On February 1, the U.S. Treasury Department released data showing that the total U.S. national debt exceeded the US$30 trillion mark for the first time, a record high that greatly exceeded the total U.S. economy last year (US$23.04 trillion).
According to the New York Times, as of Jan. 31, the total outstanding public debt of the U.S. was $30.01 trillion, an increase of nearly $7 trillion from the end of January 2020. The $30 billion national debt includes $23.487 trillion held by the public, $6.525 trillion held by government accounts such as the Federal Trust Fund, and nearly $8 trillion from foreign investors, of which Japan and China are the top two overseas creditors of the United States, and these debts will eventually need to be repaid with interest.
The report said that the 30 trillion dollar mark came earlier than expected. In December 2007, before the 2008 financial crisis, the total amount of U.S. debt was $9.2 trillion. Starting from the Great Recession in 2008, the U.S. debt soared in the past few years, especially during the new crown epidemic, the federal government adopted a huge fiscal and monetary incentives – a large number of additional U.S. dollars and Treasury bonds to inject sufficient liquidity into the market to cushion the impact of the crisis on the economy, making the total amount of U.S. debt grew rapidly.
In response, Michael Peterson, CEO of the Peter G. Peterson Foundation, issued a dire warning that “breaking the $30 trillion mark is clearly an important milestone in our dangerous fiscal trajectory.
Peterson also stressed that the federal government’s accumulating debt is the result of a long history of fiscal irresponsibility on the part of both the Democratic and Republican parties in Congress. Over the past few decades, Washington politicians have repeatedly opted for tax cuts or government spending programs rather than thinking about America’s future. He urged U.S. policymakers to get serious about addressing the government’s debt and reshaping fiscal sustainability.
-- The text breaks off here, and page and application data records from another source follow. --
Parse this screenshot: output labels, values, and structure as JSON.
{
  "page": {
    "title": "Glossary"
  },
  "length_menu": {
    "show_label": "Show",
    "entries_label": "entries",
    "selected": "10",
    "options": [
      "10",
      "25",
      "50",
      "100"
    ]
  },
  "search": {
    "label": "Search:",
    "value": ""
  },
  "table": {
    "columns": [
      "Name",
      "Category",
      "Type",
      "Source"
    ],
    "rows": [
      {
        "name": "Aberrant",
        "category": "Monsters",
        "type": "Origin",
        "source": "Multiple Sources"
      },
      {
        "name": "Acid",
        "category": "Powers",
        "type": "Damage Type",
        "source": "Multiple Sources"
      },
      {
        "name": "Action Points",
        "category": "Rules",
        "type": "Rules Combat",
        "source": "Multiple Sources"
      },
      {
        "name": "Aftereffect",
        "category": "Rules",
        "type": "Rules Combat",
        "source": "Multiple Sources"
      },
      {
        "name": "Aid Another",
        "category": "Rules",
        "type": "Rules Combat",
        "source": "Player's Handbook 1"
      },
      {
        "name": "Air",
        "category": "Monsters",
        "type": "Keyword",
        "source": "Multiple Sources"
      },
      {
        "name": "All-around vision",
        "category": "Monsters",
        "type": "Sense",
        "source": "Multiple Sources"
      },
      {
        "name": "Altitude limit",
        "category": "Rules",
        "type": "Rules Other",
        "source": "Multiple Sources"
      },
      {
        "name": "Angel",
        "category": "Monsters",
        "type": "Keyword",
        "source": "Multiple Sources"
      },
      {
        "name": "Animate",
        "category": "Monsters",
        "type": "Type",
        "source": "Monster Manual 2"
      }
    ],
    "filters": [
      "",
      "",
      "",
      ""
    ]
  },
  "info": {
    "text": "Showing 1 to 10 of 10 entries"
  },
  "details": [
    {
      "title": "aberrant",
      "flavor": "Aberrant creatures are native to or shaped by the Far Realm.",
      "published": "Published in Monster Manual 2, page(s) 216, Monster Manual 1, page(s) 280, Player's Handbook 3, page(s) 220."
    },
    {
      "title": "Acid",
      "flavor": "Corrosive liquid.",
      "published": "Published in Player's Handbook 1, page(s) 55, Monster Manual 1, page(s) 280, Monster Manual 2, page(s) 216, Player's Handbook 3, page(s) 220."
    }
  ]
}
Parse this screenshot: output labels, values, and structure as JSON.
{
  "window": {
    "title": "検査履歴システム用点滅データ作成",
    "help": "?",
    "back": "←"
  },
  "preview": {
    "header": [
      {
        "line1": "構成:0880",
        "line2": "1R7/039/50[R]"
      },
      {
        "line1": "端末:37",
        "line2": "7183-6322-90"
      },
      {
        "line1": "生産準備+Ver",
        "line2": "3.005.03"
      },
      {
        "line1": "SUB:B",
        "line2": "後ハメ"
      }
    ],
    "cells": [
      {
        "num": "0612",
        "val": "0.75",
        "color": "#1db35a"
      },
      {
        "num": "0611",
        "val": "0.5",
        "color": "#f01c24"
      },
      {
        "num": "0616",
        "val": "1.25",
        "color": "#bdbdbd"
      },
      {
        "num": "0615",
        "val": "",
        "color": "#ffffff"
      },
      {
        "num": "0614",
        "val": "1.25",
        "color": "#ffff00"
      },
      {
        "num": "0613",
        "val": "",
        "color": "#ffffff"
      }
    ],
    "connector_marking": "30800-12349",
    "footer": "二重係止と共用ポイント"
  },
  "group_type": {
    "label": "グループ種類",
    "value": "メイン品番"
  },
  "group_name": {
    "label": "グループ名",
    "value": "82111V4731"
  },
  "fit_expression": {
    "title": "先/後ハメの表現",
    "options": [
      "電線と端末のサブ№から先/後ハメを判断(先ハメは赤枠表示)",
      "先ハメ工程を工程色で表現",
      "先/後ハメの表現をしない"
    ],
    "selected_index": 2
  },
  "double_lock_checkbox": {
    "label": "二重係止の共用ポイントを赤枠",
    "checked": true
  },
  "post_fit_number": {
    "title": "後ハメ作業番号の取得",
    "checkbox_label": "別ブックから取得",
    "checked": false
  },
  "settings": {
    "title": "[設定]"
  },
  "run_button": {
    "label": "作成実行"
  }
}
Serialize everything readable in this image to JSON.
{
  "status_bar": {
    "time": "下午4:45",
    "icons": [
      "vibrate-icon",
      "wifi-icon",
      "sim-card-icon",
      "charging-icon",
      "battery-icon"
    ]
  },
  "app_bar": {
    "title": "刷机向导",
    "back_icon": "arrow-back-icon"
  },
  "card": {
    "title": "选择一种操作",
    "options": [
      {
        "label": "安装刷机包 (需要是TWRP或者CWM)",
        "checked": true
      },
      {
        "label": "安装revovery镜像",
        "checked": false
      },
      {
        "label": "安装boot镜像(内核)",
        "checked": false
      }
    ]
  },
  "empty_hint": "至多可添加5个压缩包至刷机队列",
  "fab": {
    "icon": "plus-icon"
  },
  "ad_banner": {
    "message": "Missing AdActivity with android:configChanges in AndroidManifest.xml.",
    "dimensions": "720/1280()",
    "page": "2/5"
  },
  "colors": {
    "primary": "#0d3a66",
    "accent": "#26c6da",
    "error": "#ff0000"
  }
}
On the other hand, many of the federal epidemic assistance programs authorized by Congress have now expired, leaving Americans with less financial assistance than they had in the early days of the epidemic, and the Federal Reserve has signaled that it is raising interest rates to combat high inflation in the United States.